● WHAT TO DO
The whole listing below is to be copied exactly.

● RAW DATA

=-=-=-=-=

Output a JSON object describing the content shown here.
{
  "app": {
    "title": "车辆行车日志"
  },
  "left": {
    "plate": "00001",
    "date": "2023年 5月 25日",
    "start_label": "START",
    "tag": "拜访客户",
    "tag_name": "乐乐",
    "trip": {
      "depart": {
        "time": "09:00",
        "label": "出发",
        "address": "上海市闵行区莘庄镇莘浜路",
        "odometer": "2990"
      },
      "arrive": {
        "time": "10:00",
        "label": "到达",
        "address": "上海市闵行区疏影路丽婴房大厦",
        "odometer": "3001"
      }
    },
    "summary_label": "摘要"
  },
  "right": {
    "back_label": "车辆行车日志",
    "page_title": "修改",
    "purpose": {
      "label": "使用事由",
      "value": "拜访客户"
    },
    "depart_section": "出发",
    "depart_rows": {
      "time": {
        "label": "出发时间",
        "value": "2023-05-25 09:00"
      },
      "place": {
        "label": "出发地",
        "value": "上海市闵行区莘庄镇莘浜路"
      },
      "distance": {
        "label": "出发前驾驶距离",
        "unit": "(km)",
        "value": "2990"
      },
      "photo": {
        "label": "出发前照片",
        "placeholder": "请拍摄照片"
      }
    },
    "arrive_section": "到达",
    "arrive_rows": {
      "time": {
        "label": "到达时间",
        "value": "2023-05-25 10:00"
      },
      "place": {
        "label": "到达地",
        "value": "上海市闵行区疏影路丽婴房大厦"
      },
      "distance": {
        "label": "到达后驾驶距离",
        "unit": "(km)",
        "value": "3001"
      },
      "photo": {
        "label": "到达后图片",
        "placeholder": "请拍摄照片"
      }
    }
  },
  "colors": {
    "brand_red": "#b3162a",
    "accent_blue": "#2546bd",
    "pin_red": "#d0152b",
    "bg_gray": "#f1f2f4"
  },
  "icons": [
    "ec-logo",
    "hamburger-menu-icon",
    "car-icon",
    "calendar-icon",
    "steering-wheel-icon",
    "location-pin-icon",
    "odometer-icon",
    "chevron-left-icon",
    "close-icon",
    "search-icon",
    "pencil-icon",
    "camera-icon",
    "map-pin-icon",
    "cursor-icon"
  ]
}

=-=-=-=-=

● TASK RESPONSE
Output a JSON object describing the content shown here.
{
  "app": {
    "title": "车辆行车日志"
  },
  "left": {
    "plate": "00001",
    "date": "2023年 5月 25日",
    "start_label": "START",
    "tag": "拜访客户",
    "tag_name": "乐乐",
    "trip": {
      "depart": {
        "time": "09:00",
        "label": "出发",
        "address": "上海市闵行区莘庄镇莘浜路",
        "odometer": "2990"
      },
      "arrive": {
        "time": "10:00",
        "label": "到达",
        "address": "上海市闵行区疏影路丽婴房大厦",
        "odometer": "3001"
      }
    },
    "summary_label": "摘要"
  },
  "right": {
    "back_label": "车辆行车日志",
    "page_title": "修改",
    "purpose": {
      "label": "使用事由",
      "value": "拜访客户"
    },
    "depart_section": "出发",
    "depart_rows": {
      "time": {
        "label": "出发时间",
        "value": "2023-05-25 09:00"
      },
      "place": {
        "label": "出发地",
        "value": "上海市闵行区莘庄镇莘浜路"
      },
      "distance": {
        "label": "出发前驾驶距离",
        "unit": "(km)",
        "value": "2990"
      },
      "photo": {
        "label": "出发前照片",
        "placeholder": "请拍摄照片"
      }
    },
    "arrive_section": "到达",
    "arrive_rows": {
      "time": {
        "label": "到达时间",
        "value": "2023-05-25 10:00"
      },
      "place": {
        "label": "到达地",
        "value": "上海市闵行区疏影路丽婴房大厦"
      },
      "distance": {
        "label": "到达后驾驶距离",
        "unit": "(km)",
        "value": "3001"
      },
      "photo": {
        "label": "到达后图片",
        "placeholder": "请拍摄照片"
      }
    }
  },
  "colors": {
    "brand_red": "#b3162a",
    "accent_blue": "#2546bd",
    "pin_red": "#d0152b",
    "bg_gray": "#f1f2f4"
  },
  "icons": [
    "ec-logo",
    "hamburger-menu-icon",
    "car-icon",
    "calendar-icon",
    "steering-wheel-icon",
    "location-pin-icon",
    "odometer-icon",
    "chevron-left-icon",
    "close-icon",
    "search-icon",
    "pencil-icon",
    "camera-icon",
    "map-pin-icon",
    "cursor-icon"
  ]
}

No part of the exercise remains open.